A new world-class electronic nanofabrication facility called SuperFab was officially opened today (2 April 2019) at Royal Holloway, University of London’s Egham campus by Professor David Delpy, Chair of the Defence Scientific Advisory Council and Chair of the UK National Quantum Technologies Programme Strategic Advisory Board.
The facility comprises an advanced cleanroom housing world-class nanofabrication equipment for research and development of superconducting electronics and quantum circuits. These advanced types of electronics are used to produce extremely sensitive detectors, such as those needed for future medical imaging. Scientists using this type of equipment are also working to develop quantum computers. Quantum computers will be able to outperform the fastest present day computers for certain tasks.
Professor Paul Layzell, Principal of Royal Holloway, said: “SuperFab puts Royal Holloway at the leading edge of superconducting device physics, and quantum physics research.
“This world class facility will boost our vibrant and interdisciplinary research portfolio spanning our science departments. I hope it will inspire the next generation of scientist to find their purpose and make a difference.”

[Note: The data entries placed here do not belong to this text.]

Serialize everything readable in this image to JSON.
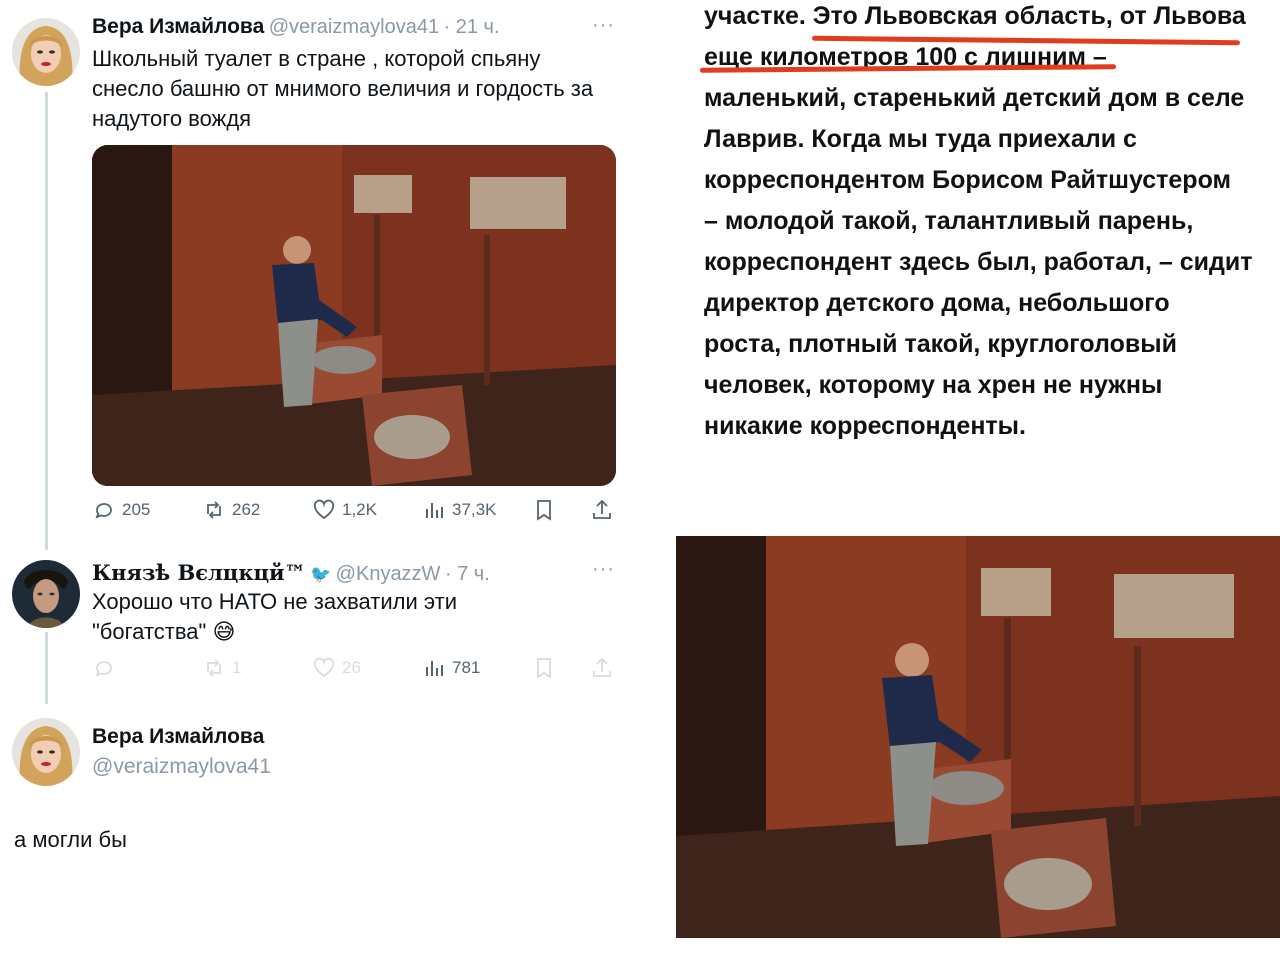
{
  "thread": {
    "tweet1": {
      "author_name": "Вера Измайлова",
      "author_handle": "@veraizmaylova41",
      "time": "· 21 ч.",
      "more_icon": "more-dots-icon",
      "text": "Школьный туалет в стране , которой спьяну снесло башню от мнимого величия и гордость за надутого вождя",
      "stats": {
        "replies": "205",
        "retweets": "262",
        "likes": "1,2K",
        "views": "37,3K"
      }
    },
    "tweet2": {
      "author_name": "Князѣ Вєлцкцй™",
      "author_handle": "@KnyazzW",
      "time": "· 7 ч.",
      "text": "Хорошо что НАТО не захватили эти \"богатства\" 😅",
      "stats": {
        "replies": "",
        "retweets": "1",
        "likes": "26",
        "views": "781"
      }
    },
    "reply_draft": {
      "author_name": "Вера Измайлова",
      "author_handle": "@veraizmaylova41",
      "text": "а могли бы"
    }
  },
  "article": {
    "lines": [
      "участке. Это Львовская область, от Львова",
      "еще километров 100 с лишним –",
      "маленький, старенький детский дом в селе",
      "Лаврив. Когда мы туда приехали с",
      "корреспондентом Борисом Райтшустером",
      "– молодой такой, талантливый парень,",
      "корреспондент здесь был, работал, – сидит",
      "директор детского дома, небольшого",
      "роста, плотный такой, круглоголовый",
      "человек, которому на хрен не нужны",
      "никакие корреспонденты."
    ],
    "underline_color": "#e23b1f"
  },
  "colors": {
    "text": "#0f1419",
    "secondary": "#536471",
    "handle": "#8b98a5",
    "thread_line": "#cfd9de"
  }
}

Professor David Delpy, Chair of the Defence Scientific Advisory Council and Chair of the UK National Quantum Technologies Programme Strategic Advisory Board, added: “The creation of Royal Holloway’s SuperFab facility represents a major step forward for the UK’s capability in the field of superconducting quantum devices and the international race to develop quantum technology.”

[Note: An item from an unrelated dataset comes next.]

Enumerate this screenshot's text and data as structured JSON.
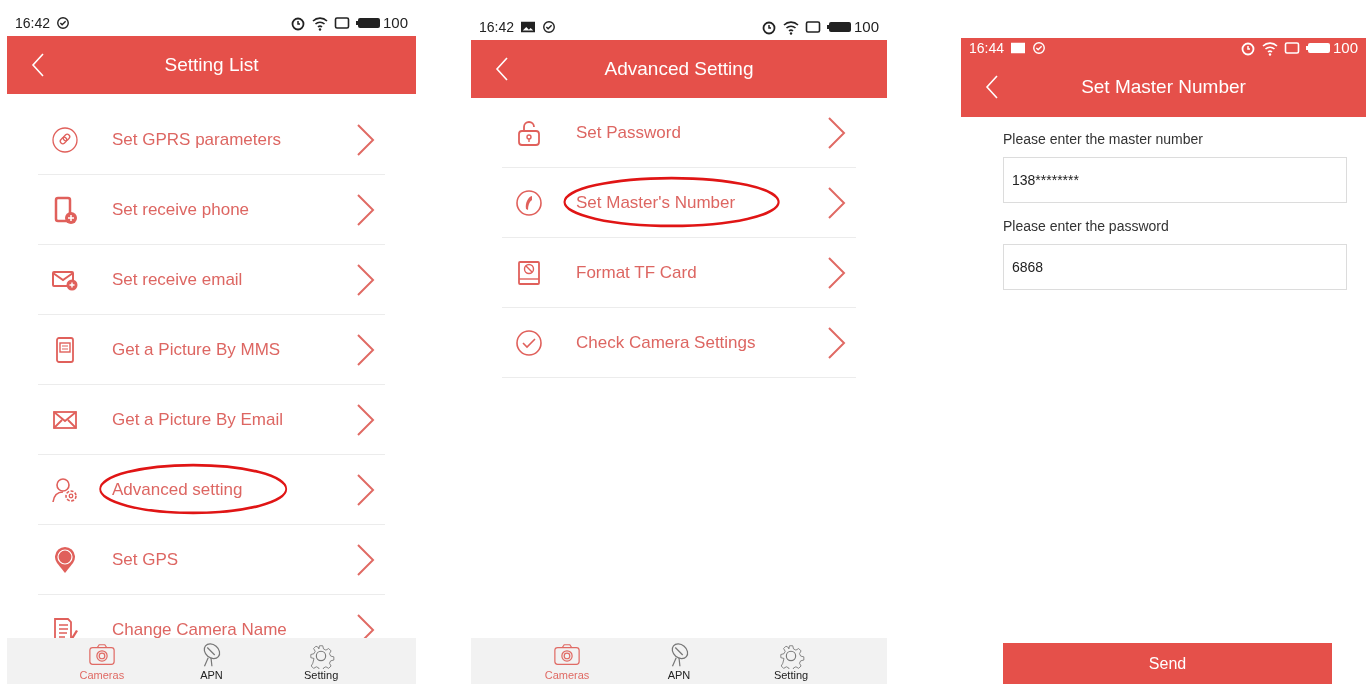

SuperFab is open to UK and international scientists researching superconducting quantum devices and to the wider industry. It is the result of a collaboration between Royal Holloway and the National Physical Laboratory (NPL) with funding received from the Engineering and Physical Sciences Research Council (EPSRC), together with contributions from globally renowned equipment suppliers, JEOL and Zeiss, and support from others including Lancaster University.

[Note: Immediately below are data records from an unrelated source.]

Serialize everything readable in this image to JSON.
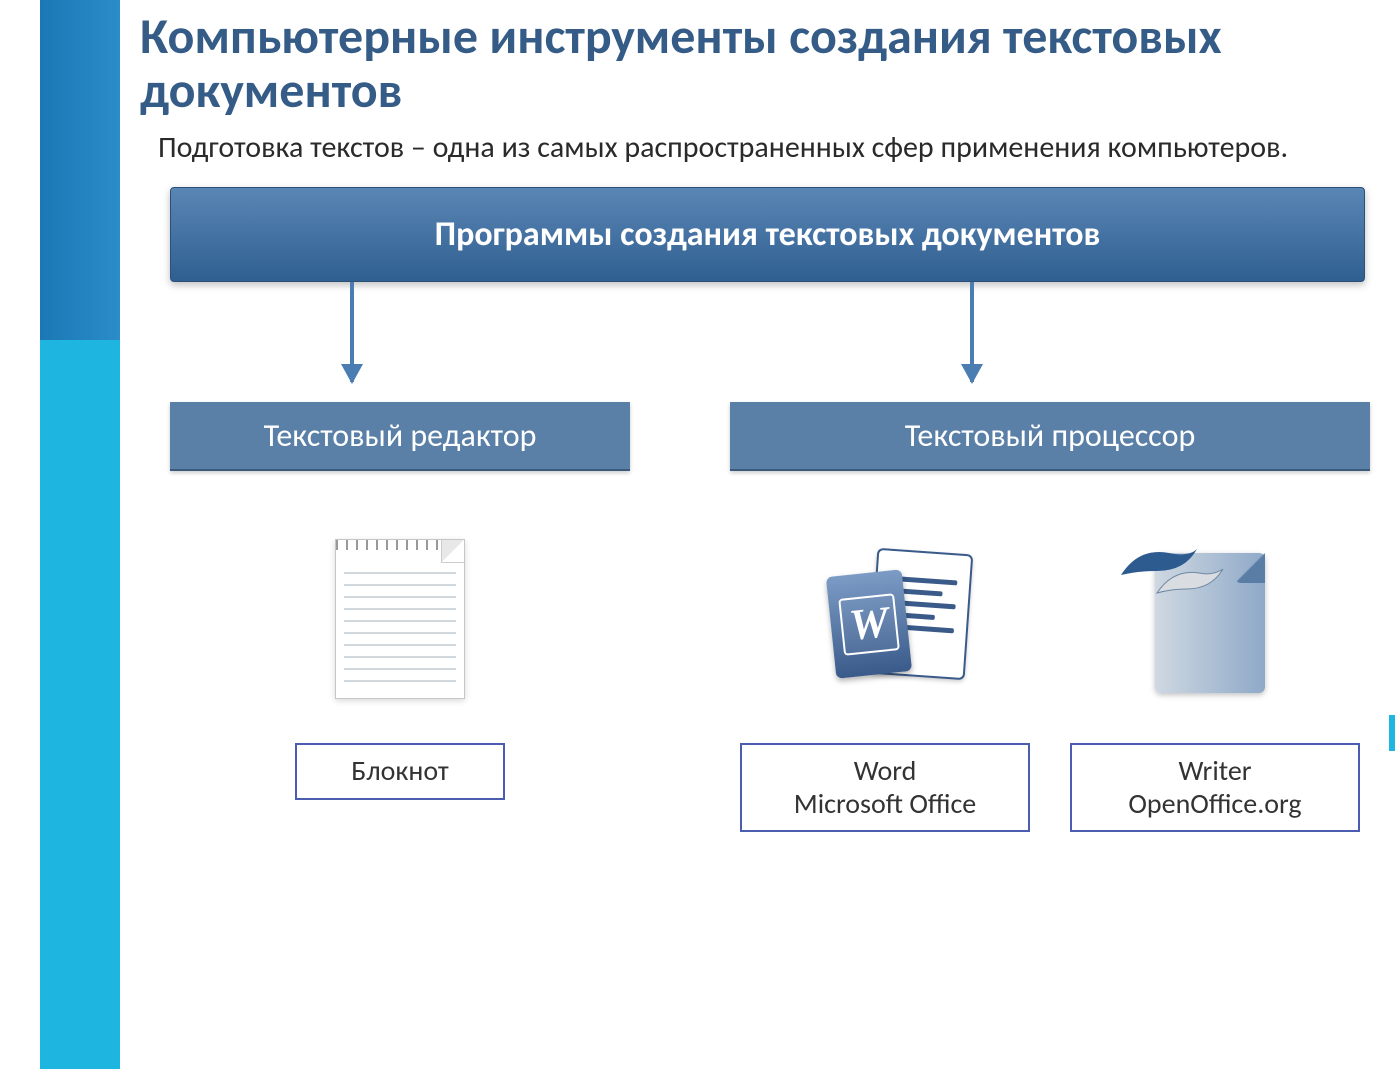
{
  "title": "Компьютерные инструменты создания текстовых документов",
  "paragraph": "Подготовка текстов – одна из самых распространенных сфер применения компьютеров.",
  "diagram": {
    "root": "Программы создания текстовых документов",
    "left": {
      "header": "Текстовый редактор",
      "apps": [
        {
          "name": "notepad",
          "label": "Блокнот"
        }
      ]
    },
    "right": {
      "header": "Текстовый процессор",
      "apps": [
        {
          "name": "word",
          "label_line1": "Word",
          "label_line2": "Microsoft Office"
        },
        {
          "name": "writer",
          "label_line1": "Writer",
          "label_line2": "OpenOffice.org"
        }
      ]
    }
  },
  "colors": {
    "title": "#355c87",
    "root_box_top": "#5a86b4",
    "root_box_bottom": "#2f5f91",
    "branch_header": "#5b80a8",
    "arrow": "#4a7eb3",
    "label_border": "#4a5db0",
    "sidebar_top": "#1b78b4",
    "sidebar_bottom": "#1fb5e1"
  }
}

For more information on SuperFab, which is open to academic and commercial researchers and developers, SMEs and others, visit: royalholloway.ac.uk/superfab